**Work request**
What you produce should be every line from the data that includes "time".

**Dataset records**
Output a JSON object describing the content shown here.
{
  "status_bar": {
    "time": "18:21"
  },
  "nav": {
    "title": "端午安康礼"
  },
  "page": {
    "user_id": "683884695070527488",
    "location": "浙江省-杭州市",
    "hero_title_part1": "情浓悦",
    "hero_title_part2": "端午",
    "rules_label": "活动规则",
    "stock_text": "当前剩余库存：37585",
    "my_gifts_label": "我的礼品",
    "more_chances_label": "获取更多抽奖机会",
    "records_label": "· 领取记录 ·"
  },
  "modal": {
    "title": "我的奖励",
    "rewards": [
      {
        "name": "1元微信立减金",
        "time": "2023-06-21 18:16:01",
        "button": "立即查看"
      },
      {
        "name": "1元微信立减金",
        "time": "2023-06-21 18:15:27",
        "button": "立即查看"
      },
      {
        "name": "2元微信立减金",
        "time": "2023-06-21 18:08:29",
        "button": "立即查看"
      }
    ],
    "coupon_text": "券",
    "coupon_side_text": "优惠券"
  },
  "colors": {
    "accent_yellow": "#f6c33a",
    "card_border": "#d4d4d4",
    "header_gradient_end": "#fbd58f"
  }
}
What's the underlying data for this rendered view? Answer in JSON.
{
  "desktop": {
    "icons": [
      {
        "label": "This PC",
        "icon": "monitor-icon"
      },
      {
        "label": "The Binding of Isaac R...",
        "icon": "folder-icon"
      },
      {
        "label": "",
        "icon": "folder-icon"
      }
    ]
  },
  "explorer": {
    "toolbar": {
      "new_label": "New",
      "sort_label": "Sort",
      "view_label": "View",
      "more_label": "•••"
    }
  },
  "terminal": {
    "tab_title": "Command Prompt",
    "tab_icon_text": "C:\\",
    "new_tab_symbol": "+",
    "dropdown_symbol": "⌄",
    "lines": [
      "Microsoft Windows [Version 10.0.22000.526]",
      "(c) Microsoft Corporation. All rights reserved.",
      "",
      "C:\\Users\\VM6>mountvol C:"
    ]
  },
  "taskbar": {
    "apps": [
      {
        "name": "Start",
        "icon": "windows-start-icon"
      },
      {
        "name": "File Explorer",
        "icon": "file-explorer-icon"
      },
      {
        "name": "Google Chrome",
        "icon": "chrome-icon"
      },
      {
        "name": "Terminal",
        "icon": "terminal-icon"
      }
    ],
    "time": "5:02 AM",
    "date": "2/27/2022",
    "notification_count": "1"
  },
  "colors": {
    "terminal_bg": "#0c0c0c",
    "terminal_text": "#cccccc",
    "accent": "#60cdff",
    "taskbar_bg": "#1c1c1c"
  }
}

**Your solution**
    "time": "18:21"
        "time": "2023-06-21 18:16:01",
        "time": "2023-06-21 18:15:27",
        "time": "2023-06-21 18:08:29",
    "time": "5:02 AM",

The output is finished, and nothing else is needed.